What An IT Manager Needs To Know About Analytics

Every IT manager knows that analytics is all the rage in almost every company now and has almost become a part of the definition of information technology. Your management has been reading those magazine articles that say now that databases have grown large enough to hold virtually every piece of data that the company collects and servers have become cheap enough to throw at any number crunching problem that the IT department might have. However, what seems to have been forgotten in the IT sector’s current “analytics madness” is that if a manager doesn’t know what they are looking for, then they won’t know what to do with what they get…

Just Exactly What Are Analytics?

Sure, we’ve all heard about analytics – stories about how companies have used analytics to save money, get to market faster, etc. are all the rage right now. However, push aside all of the hype and just exactly what is analytics?

If we had to come up with a definition that would cover as many of the situations in which analytics will be used in the next few years, then it’s going to have to be fairly broad. I like to define analytics as consisting of the technologies, applications, people, and processes that allow a firm to transform their data into actionable insights.

In order to do this, a company has to show some leadership and perform four tasks:

  1. Collect, manage, clean, and store company data
  2. Extract and analyze company data
  3. Report on the results of the analysis
  4. Make decisions based on the reports and take actions

IT managers need to realize that the real benefit of this wave of interest in analytics is for the company to be able to perform real-time data analysis. The company is going to have to be able to do this even as they struggle with more and more data feeds that are becoming more and more complex.

As an IT manager, you are going to have to be willing to lead several new initiatives in the area of analytics. The characteristics and capabilities of these new initiatives will include:

  • Dealing with real-time data sources
  • Merging multiple data sources
  • Creating predictions – not just reports
  • Supporting the entire company, not just a few users
  • Automating the analytics process

What Are The Key Trends Happening In Analytics?

As an IT manager you will have limited time. Is analytics important enough for you to be spending time on it or will it vanish overnight? The good / bad news is that it appears as though analytics are here to stay. The business benefits are too powerful for this trend to just fade away and creating a plan to implement analytics will only boost the importance of information technology at your company.
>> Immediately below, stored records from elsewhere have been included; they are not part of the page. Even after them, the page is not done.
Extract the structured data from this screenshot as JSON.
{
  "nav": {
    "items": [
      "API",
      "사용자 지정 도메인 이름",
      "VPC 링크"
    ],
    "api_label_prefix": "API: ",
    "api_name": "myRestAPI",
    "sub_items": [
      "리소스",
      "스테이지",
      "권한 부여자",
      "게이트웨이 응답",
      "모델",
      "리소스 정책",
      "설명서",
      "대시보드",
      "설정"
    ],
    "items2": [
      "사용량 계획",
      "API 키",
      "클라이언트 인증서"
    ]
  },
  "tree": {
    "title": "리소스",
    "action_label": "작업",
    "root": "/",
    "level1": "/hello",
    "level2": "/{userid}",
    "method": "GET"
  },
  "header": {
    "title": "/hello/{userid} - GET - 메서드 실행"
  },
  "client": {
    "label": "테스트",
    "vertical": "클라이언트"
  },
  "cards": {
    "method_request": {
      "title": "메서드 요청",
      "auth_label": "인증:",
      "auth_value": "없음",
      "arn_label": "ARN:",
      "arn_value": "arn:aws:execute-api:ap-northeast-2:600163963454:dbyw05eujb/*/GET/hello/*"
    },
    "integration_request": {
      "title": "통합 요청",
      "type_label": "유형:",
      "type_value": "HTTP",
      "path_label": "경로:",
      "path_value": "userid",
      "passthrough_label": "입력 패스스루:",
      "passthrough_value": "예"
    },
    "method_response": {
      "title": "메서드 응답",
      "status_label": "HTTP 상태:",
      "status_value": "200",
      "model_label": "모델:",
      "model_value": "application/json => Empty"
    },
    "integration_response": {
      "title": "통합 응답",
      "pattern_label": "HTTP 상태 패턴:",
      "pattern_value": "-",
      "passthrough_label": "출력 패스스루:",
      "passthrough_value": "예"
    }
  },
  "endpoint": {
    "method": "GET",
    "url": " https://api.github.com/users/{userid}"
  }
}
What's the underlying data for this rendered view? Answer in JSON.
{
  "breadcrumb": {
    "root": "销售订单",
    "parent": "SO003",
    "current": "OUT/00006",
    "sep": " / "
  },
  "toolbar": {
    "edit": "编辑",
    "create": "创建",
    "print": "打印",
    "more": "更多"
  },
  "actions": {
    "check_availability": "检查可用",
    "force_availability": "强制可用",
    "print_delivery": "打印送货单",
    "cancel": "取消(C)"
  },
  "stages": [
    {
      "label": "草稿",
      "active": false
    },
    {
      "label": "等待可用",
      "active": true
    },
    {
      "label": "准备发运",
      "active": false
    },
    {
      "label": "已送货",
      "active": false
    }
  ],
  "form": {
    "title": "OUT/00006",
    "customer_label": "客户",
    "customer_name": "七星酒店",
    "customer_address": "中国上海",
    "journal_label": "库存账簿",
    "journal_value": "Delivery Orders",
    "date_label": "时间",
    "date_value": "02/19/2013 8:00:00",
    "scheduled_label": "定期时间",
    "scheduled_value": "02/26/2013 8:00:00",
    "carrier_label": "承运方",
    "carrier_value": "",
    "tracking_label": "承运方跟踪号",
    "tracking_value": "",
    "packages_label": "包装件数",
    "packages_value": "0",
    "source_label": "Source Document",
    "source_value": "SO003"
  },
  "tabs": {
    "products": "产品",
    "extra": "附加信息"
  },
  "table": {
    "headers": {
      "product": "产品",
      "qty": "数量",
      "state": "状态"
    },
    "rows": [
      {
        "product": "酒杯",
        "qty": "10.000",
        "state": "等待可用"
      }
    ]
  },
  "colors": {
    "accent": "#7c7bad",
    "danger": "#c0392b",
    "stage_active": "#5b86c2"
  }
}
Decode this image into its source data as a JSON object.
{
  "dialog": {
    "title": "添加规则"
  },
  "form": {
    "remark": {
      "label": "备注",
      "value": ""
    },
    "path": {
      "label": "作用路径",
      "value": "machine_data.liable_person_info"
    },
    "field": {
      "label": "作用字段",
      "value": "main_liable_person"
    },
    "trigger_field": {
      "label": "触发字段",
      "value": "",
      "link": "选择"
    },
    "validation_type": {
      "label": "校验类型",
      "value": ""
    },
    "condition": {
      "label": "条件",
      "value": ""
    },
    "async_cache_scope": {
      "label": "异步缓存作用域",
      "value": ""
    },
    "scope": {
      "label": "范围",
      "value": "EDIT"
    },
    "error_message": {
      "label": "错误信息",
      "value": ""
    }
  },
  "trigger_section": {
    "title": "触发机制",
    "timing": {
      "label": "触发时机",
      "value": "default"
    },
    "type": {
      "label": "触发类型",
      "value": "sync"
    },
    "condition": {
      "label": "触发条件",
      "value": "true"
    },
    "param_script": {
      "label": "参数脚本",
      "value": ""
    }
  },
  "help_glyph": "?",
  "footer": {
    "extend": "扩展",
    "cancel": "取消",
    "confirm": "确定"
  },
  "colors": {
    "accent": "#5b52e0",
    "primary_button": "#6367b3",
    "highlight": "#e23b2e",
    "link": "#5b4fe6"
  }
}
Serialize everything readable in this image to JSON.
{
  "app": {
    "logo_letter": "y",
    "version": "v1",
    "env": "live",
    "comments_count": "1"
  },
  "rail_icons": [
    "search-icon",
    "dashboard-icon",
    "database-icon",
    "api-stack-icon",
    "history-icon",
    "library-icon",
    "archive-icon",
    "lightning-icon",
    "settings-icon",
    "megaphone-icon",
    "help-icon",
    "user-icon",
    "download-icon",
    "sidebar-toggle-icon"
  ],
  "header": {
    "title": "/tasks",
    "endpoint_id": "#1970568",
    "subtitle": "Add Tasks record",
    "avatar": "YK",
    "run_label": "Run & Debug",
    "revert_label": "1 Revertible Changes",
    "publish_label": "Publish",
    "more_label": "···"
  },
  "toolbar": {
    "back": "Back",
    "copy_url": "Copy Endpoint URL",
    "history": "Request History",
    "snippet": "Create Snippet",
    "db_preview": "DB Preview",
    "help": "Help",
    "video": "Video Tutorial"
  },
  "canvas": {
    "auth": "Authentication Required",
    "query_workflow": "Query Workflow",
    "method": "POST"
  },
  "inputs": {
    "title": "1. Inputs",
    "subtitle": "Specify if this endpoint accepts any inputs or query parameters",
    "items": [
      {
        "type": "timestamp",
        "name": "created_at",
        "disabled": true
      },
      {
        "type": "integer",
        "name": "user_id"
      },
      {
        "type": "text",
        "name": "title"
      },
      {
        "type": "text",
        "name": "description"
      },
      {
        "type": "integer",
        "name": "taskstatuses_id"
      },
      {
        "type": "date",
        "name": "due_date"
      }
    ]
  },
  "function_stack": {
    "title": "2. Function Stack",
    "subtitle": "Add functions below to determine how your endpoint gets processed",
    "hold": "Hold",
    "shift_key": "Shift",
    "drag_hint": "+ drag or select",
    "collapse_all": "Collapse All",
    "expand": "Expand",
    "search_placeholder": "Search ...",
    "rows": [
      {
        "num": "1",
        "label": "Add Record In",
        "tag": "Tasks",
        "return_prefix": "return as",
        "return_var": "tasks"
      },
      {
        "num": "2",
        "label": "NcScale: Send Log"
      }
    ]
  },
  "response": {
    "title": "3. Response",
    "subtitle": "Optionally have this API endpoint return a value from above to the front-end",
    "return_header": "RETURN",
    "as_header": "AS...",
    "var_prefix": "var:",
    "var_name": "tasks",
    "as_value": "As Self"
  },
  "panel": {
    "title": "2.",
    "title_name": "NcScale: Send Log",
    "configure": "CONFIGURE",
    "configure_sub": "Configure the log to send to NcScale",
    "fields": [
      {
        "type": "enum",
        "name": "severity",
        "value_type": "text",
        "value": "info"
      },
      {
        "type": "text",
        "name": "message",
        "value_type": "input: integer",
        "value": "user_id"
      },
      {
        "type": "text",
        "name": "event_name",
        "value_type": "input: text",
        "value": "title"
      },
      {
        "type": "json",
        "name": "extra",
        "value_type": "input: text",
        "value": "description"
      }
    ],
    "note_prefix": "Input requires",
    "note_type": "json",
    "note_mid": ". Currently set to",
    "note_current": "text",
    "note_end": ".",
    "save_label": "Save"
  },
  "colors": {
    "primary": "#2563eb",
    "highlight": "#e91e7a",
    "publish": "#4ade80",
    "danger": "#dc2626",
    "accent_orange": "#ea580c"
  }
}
Companies that are becoming interested in analytics are doing so for one of three main reasons. The first is the traditional reason that they view analytics as allowing them to achieve performance improvements. Other firms are investigating implementing analytics because they see it as a way to both identify and implement ways to cut costs. Finally, as competition between firms once again starts to heat up, firms are seeing analytics as a way for them to improve their customer service.

Analytics and business intelligence has been around for a number of years. What makes this wave of interest appear to have legs is that it’s getting support from upstairs. A recent report stated that at 23% of the firms that were interviewed, the CEO was the driving force behind the analytics efforts.

What Does All Of This Mean For You?

No matter how you look at it, IT managers and their team have got to be involved in the roll out of the new generation of analytics within their company. In order to do this successfully, IT managers are going to have to make sure that they fully understand just exactly what analytics are.

In a nutshell, analytics allow a company to transform their data into actionable insights. This means that real-time data sources are going to have to be leveraged and multiple data sources are going to have to be consulted. In implementing an analytics solution, IT managers are going to have to manage hardware, software, services, processes, and people.

Is this effort really going to be worth it? The answer appears to be yes. The people who get paid to peer into the future are telling us that the area of analytics is set to explode over the next few years. Knowing this, IT managers and their IT dream team need to take steps today to get ready.